* Problem statement
Look through the data below. Pick out the lines holding the string "ManualReset".

[Source data]
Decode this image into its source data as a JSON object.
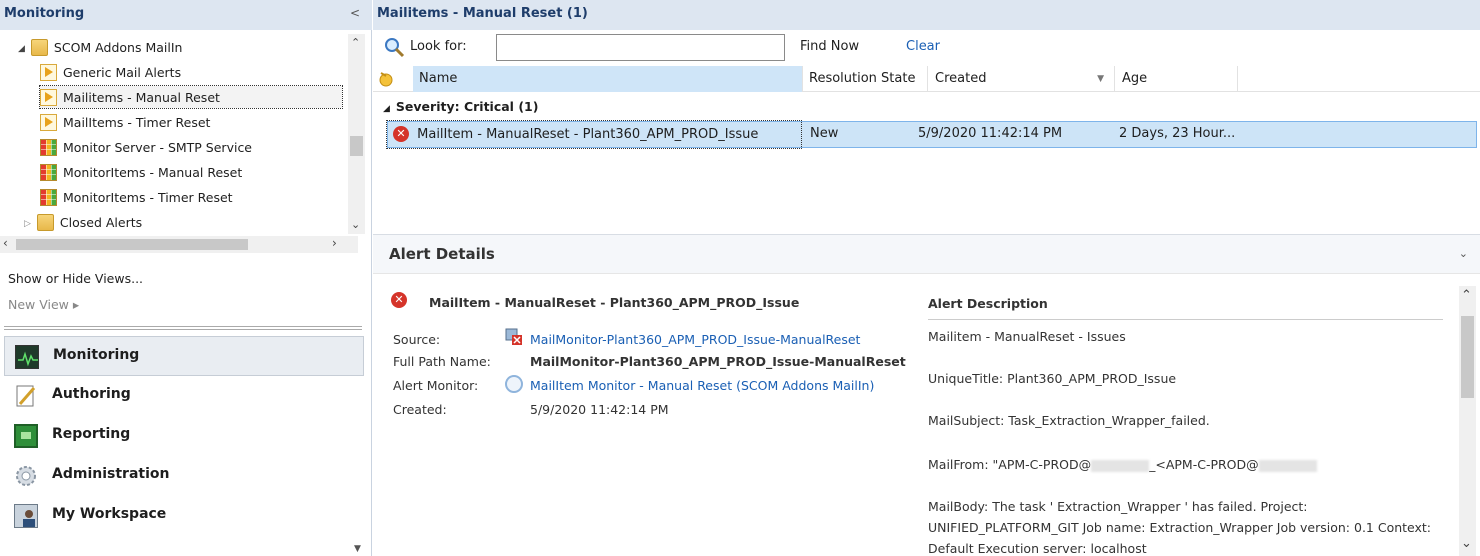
{
  "left": {
    "header_title": "Monitoring",
    "collapse_glyph": "<",
    "tree": [
      {
        "label": "SCOM Addons MailIn",
        "icon": "folder-icon",
        "expand": "▲"
      },
      {
        "label": "Generic Mail Alerts",
        "icon": "alert-view-icon"
      },
      {
        "label": "Mailitems - Manual Reset",
        "icon": "alert-view-icon",
        "selected": true
      },
      {
        "label": "MailItems - Timer Reset",
        "icon": "alert-view-icon"
      },
      {
        "label": "Monitor Server - SMTP Service",
        "icon": "state-view-icon"
      },
      {
        "label": "MonitorItems - Manual Reset",
        "icon": "state-view-icon"
      },
      {
        "label": "MonitorItems - Timer Reset",
        "icon": "state-view-icon"
      },
      {
        "label": "Closed Alerts",
        "icon": "folder-icon",
        "expand": "▷"
      }
    ],
    "show_hide": "Show or Hide Views...",
    "new_view": "New View ▸",
    "wunderbar": [
      {
        "label": "Monitoring",
        "icon": "monitoring-icon",
        "active": true
      },
      {
        "label": "Authoring",
        "icon": "authoring-icon"
      },
      {
        "label": "Reporting",
        "icon": "reporting-icon"
      },
      {
        "label": "Administration",
        "icon": "administration-icon"
      },
      {
        "label": "My Workspace",
        "icon": "workspace-icon"
      }
    ]
  },
  "right": {
    "header_title": "Mailitems - Manual Reset (1)",
    "search": {
      "label": "Look for:",
      "value": "",
      "find_now": "Find Now",
      "clear": "Clear"
    },
    "columns": [
      "Name",
      "Resolution State",
      "Created",
      "Age"
    ],
    "group_label": "Severity: Critical (1)",
    "row": {
      "name": "MailItem - ManualReset - Plant360_APM_PROD_Issue",
      "state": "New",
      "created": "5/9/2020 11:42:14 PM",
      "age": "2 Days, 23 Hour..."
    },
    "details": {
      "title": "Alert Details",
      "alert_name": "MailItem - ManualReset - Plant360_APM_PROD_Issue",
      "fields": [
        {
          "label": "Source:",
          "value": "MailMonitor-Plant360_APM_PROD_Issue-ManualReset"
        },
        {
          "label": "Full Path Name:",
          "value": "MailMonitor-Plant360_APM_PROD_Issue-ManualReset"
        },
        {
          "label": "Alert Monitor:",
          "value": "MailItem Monitor - Manual Reset (SCOM Addons MailIn)"
        },
        {
          "label": "Created:",
          "value": "5/9/2020 11:42:14 PM"
        }
      ],
      "desc_title": "Alert Description",
      "desc_lines": [
        "Mailitem - ManualReset - Issues",
        "UniqueTitle: Plant360_APM_PROD_Issue",
        "MailSubject: Task_Extraction_Wrapper_failed.",
        "MailFrom: \"APM-C-PROD@",
        "_<APM-C-PROD@",
        "MailBody: The task ' Extraction_Wrapper ' has failed. Project:",
        "UNIFIED_PLATFORM_GIT Job name: Extraction_Wrapper Job version: 0.1 Context:",
        "Default Execution server: localhost"
      ]
    },
    "colors": {
      "header_bg": "#dde6f1",
      "selection": "#cde4f7",
      "link": "#1a5fb4",
      "error": "#d5342a"
    }
  }
}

* Written solution
      "name": "MailItem - ManualReset - Plant360_APM_PROD_Issue",
      "alert_name": "MailItem - ManualReset - Plant360_APM_PROD_Issue",
          "value": "MailMonitor-Plant360_APM_PROD_Issue-ManualReset"
          "value": "MailMonitor-Plant360_APM_PROD_Issue-ManualReset"
        "Mailitem - ManualReset - Issues",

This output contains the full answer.